The Trump administration is cracking down on the sale of counterfeit products online from platforms like Amazon.com, according to a new report released Friday by the Department of Homeland Security (DHS). Law enforcement officials will immediately start to identify cases where counterfeit goods are being sold online, according to the report, and will “pursue civil fines and other penalties against these entities.” The report calls for new legislation to allow “the government to seek injunctive relief against third-party marketplaces and other intermediaries dealing in counterfeit merchandise.” The report also gives officials greater power to examine shipments in U.S. warehouses and fulfillment centers. Officials will notify the facilities of counterfeit goods and urge them to destroy or abandon any “identical offending goods in their possession.”
Total Retail's Take: While President Trump has frequently battled with Amazon CEO Jeff Bezos, the administration was quick to point out that this initiative wasn't directed only at the Seattle-based online retail giant — although it certainly is a primary target. Amazon has long struggled with preventing the spread of counterfeit goods on its platform. While Amazon says it has a “zero tolerance” policy for copycat products and has developed tools to help manage the problem, its marketplace of third-party sellers continues to be plagued by pirated goods. Now, the entire e-commerce ecosystem is going to be held responsible for the sale of counterfeit goods, not just Amazon. The initiative comes after President Trump signed a “phase one” trade deal with China that requires both countries to “combat the prevalence of counterfeit or pirated goods” by taking “effective action” when platforms fail to prevent intellectual property infringement.
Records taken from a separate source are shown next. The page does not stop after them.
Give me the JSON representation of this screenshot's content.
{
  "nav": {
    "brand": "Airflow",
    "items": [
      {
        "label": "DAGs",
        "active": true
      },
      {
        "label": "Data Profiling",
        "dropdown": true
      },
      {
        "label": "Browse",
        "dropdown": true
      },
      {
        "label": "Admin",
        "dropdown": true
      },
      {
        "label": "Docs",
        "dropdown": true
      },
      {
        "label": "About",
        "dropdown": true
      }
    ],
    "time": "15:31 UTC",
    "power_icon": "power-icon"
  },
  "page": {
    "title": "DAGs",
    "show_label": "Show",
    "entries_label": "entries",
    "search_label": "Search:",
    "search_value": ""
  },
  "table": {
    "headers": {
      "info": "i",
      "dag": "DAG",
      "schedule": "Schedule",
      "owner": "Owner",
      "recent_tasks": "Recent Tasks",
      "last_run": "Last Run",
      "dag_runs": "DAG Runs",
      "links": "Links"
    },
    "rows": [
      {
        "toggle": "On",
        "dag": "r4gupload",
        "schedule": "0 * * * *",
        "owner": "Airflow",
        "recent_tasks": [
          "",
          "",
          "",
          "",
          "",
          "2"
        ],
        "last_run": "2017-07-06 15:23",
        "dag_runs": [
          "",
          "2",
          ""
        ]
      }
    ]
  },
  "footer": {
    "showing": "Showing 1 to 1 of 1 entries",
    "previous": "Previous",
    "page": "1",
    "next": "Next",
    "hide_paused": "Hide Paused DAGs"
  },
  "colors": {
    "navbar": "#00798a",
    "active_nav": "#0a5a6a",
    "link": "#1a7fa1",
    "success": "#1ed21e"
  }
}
The government is shifting the burden of preventing the sale of counterfeit goods from itself to the online marketplaces themselves, which may help bring an expedited solution to a problem that's long plagued the industry.